Kiore or Pacific rats (Rattus exulans) are found throughout Asia and the Pacific. They are believed to have originated in South-East Asia, and dispersed through the Pacific in the canoes of Polynesian seafarers. The Polynesian ancestors of Māori arrived in New Zealand around the 13th century with kiore on board.
Appearance and names
Kiore are small for a rat – about 11–13 centimetres long excluding the tail, and 60–80 grams in weight. They are brown, with a grey-and-white underside.
Kiore is the usual name given to this species in New Zealand, although other names have also been used: maunga-rua is a ‘large rat’; tāpapa a ‘well-grown rat’; torokaha a ‘big buck’; toko-roa a ‘light-coloured rat’; while hāmua refers to a rat considered an ill omen that was seldom eaten.
Habitat and diet
During the day, kiore stay in holes in the ground or in hollow tree trunks, emerging at night to feed. Māori trapped kiore in winter, when the rats were in prime condition – in summer they were thin. When kiore fattened and their fur changed colour, it indicated plentiful forest berries and the approach of spring. Hīnau berries were their favourite food, as signalled in the proverb, ‘Mā wai e kai te hīnau, te kame a te kiore’ (for whom is the hīnau, it is food for the kiore). They were also known to eat miro, tawa, tawai, karamū, taraire, kohekohe, pūriri and patatē berries. The tāwhara fruit of the kiekie plant was another favourite. It was common to tie kiekie leaves over the fruit to stop kiore eating it before it could be harvested.
Kiore also ate the eggs and chicks of birds, as well as lizards, frogs and insects. They contributed to the extinction of a number of species.

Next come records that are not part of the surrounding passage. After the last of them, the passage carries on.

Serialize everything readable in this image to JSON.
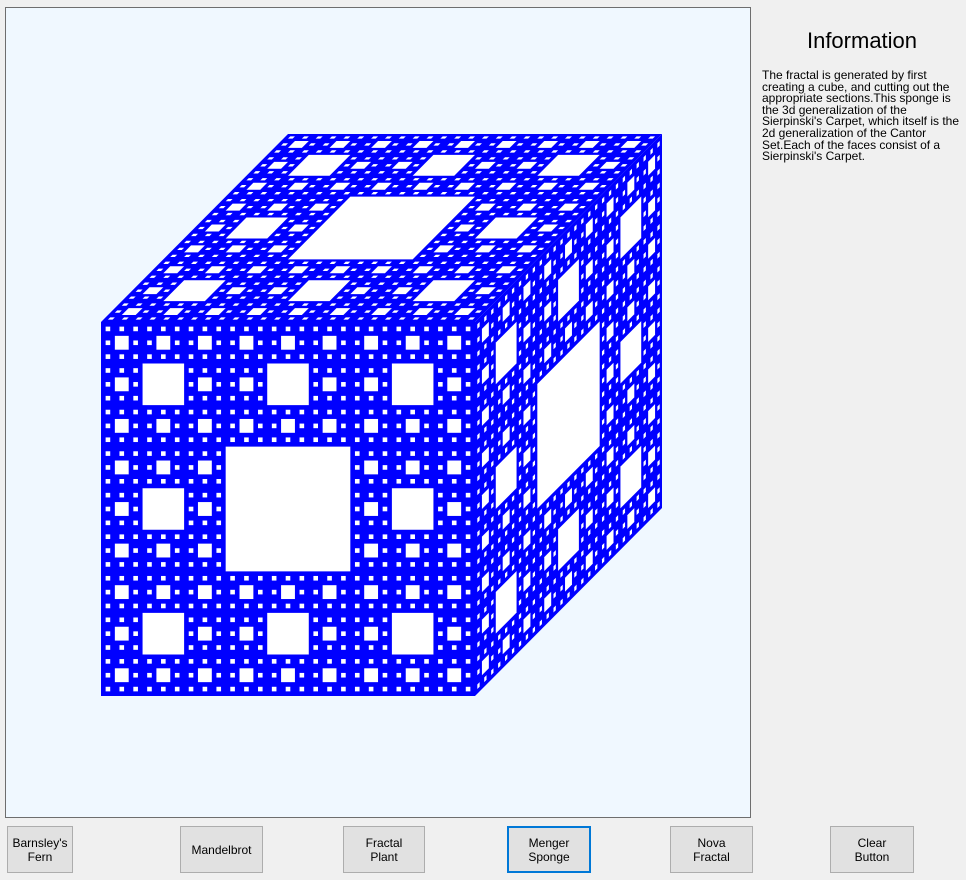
{
  "info": {
    "title": "Information",
    "text": "The fractal is generated by first creating a cube, and cutting out the appropriate sections.This sponge is the 3d generalization of the Sierpinski's Carpet, which itself is the 2d generalization of the Cantor Set.Each of the faces consist of a Sierpinski's Carpet."
  },
  "buttons": [
    {
      "name": "barnsleys-fern-button",
      "label": "Barnsley's\nFern"
    },
    {
      "name": "mandelbrot-button",
      "label": "Mandelbrot"
    },
    {
      "name": "fractal-plant-button",
      "label": "Fractal\nPlant"
    },
    {
      "name": "menger-sponge-button",
      "label": "Menger\nSponge"
    },
    {
      "name": "nova-fractal-button",
      "label": "Nova\nFractal"
    },
    {
      "name": "clear-button",
      "label": "Clear\nButton"
    }
  ],
  "active_button": "menger-sponge-button",
  "colors": {
    "sponge": "#0000ff",
    "hole": "#ffffff",
    "canvas_bg": "#f0f8ff",
    "active_border": "#0078d7"
  },
  "fractal": {
    "type": "menger-sponge",
    "level": 4
  }
}
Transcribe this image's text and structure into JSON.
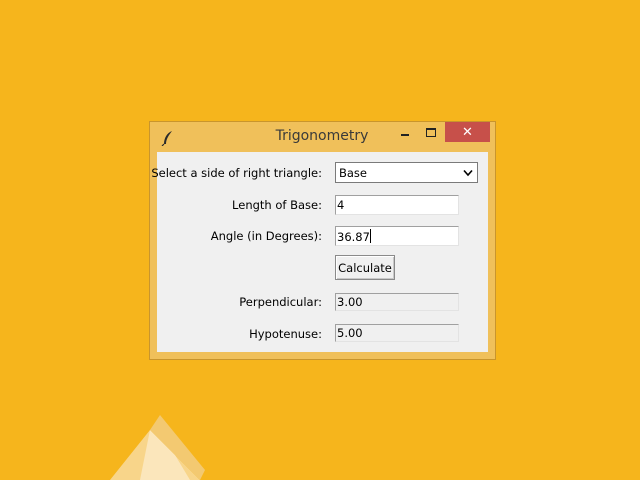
{
  "window": {
    "title": "Trigonometry",
    "controls": {
      "minimize": "minimize",
      "maximize": "maximize",
      "close": "✕"
    }
  },
  "form": {
    "side_label": "Select a side of right triangle:",
    "side_value": "Base",
    "length_label": "Length of Base:",
    "length_value": "4",
    "angle_label": "Angle (in Degrees):",
    "angle_value": "36.87",
    "calculate_label": "Calculate",
    "perpendicular_label": "Perpendicular:",
    "perpendicular_value": "3.00",
    "hypotenuse_label": "Hypotenuse:",
    "hypotenuse_value": "5.00"
  },
  "icons": {
    "app": "feather-icon",
    "dropdown": "chevron-down-icon"
  },
  "colors": {
    "desktop": "#f6b51c",
    "titlebar": "#f0c05a",
    "close_button": "#c7504a",
    "client": "#f0f0f0"
  }
}
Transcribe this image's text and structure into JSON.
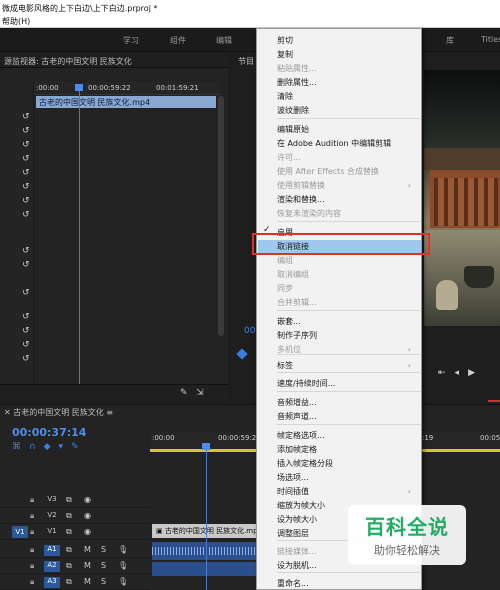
{
  "window": {
    "title": "微成电影风格的上下白边\\上下白边.prproj *",
    "menu": "帮助(H)"
  },
  "workspaces": {
    "items": [
      "学习",
      "组件",
      "编辑",
      "库",
      "Titles"
    ]
  },
  "source_panel": {
    "title": "源监视器: 古老的中国文明 民族文化",
    "ruler": [
      ":00:00",
      "00:00:59:22",
      "00:01:59:21"
    ],
    "clip_name": "古老的中国文明 民族文化.mp4"
  },
  "program_panel": {
    "title": "节目",
    "timecode": "00"
  },
  "timeline": {
    "sequence_tab": "古老的中国文明 民族文化",
    "timecode": "00:00:37:14",
    "ruler": [
      ":00:00",
      "00:00:59:22",
      ":19",
      "00:05"
    ],
    "tracks": [
      {
        "label": "V3"
      },
      {
        "label": "V2"
      },
      {
        "label": "V1",
        "selected": true
      },
      {
        "label": "A1",
        "selected": true
      },
      {
        "label": "A2",
        "selected": true
      },
      {
        "label": "A3",
        "selected": true
      }
    ],
    "track_btn_m": "M",
    "track_btn_s": "S",
    "clip_video": "古老的中国文明 民族文化.mp",
    "v1_source": "V1"
  },
  "context_menu": {
    "items": [
      {
        "label": "剪切",
        "enabled": true
      },
      {
        "label": "复制",
        "enabled": true
      },
      {
        "label": "粘贴属性...",
        "enabled": false
      },
      {
        "label": "删除属性...",
        "enabled": true
      },
      {
        "label": "清除",
        "enabled": true
      },
      {
        "label": "波纹删除",
        "enabled": true
      },
      {
        "label": "编辑原始",
        "enabled": true
      },
      {
        "label": "在 Adobe Audition 中编辑剪辑",
        "enabled": true
      },
      {
        "label": "许可...",
        "enabled": false
      },
      {
        "label": "使用 After Effects 合成替换",
        "enabled": false
      },
      {
        "label": "使用剪辑替换",
        "enabled": false,
        "submenu": true
      },
      {
        "label": "渲染和替换...",
        "enabled": true
      },
      {
        "label": "恢复未渲染的内容",
        "enabled": false
      },
      {
        "label": "启用",
        "enabled": true,
        "checked": true
      },
      {
        "label": "取消链接",
        "enabled": true,
        "highlighted": true
      },
      {
        "label": "编组",
        "enabled": false
      },
      {
        "label": "取消编组",
        "enabled": false
      },
      {
        "label": "同步",
        "enabled": false
      },
      {
        "label": "合并剪辑...",
        "enabled": false
      },
      {
        "label": "嵌套...",
        "enabled": true
      },
      {
        "label": "制作子序列",
        "enabled": true
      },
      {
        "label": "多机位",
        "enabled": false,
        "submenu": true
      },
      {
        "label": "标签",
        "enabled": true,
        "submenu": true
      },
      {
        "label": "速度/持续时间...",
        "enabled": true
      },
      {
        "label": "音频增益...",
        "enabled": true
      },
      {
        "label": "音频声道...",
        "enabled": true
      },
      {
        "label": "帧定格选项...",
        "enabled": true
      },
      {
        "label": "添加帧定格",
        "enabled": true
      },
      {
        "label": "插入帧定格分段",
        "enabled": true
      },
      {
        "label": "场选项...",
        "enabled": true
      },
      {
        "label": "时间插值",
        "enabled": true,
        "submenu": true
      },
      {
        "label": "缩放为帧大小",
        "enabled": true
      },
      {
        "label": "设为帧大小",
        "enabled": true
      },
      {
        "label": "调整图层",
        "enabled": true
      },
      {
        "label": "链接媒体...",
        "enabled": false
      },
      {
        "label": "设为脱机...",
        "enabled": true
      },
      {
        "label": "重命名...",
        "enabled": true
      }
    ]
  },
  "watermark": {
    "title": "百科全说",
    "subtitle": "助你轻松解决"
  },
  "colors": {
    "accent": "#3f82e0",
    "highlight": "#9ec8f0",
    "annotation": "#e0312d",
    "watermark": "#1fae63"
  }
}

Norway rats (Rattus norvegicus) were introduced by Europeans in the 18th century, and ship rats (Rattus rattus) in the 19th century. Māori names for these rats included pou-o-Hawaiki and muritai. Their introduction, together with that of the mouse, led to a decline in kiore numbers because of competition for resources. By the early 1920s kiore were considered extinct. However, some survive in Fiordland, on Stewart Island and on several offshore islands.
Rats in research
Kiore might be small, but they loom large in scientific research. Ancient Polynesian voyages have been traced by analysing the DNA of kiore from different Polynesian islands. In New Zealand, carbon dating of the bones of kiore, and the seeds and snail shells kiore gnawed, tells us that Māori ancestors arrived around the 13th century.
A northern tribe, Ngātiwai, sees itself as kaitiaki (guardian) of kiore. Ngātiwai and a number of Māori believe there are historic and cultural reasons these rats should survive. However, kiore are not protected by law, and evidence of their predation on endangered native birds, lizards and insects have seen them eradicated from Crown-owned islands by the Department of Conservation. The department recognises that kiore may be of cultural interest, and consult with tribes before carrying out eradication programmes.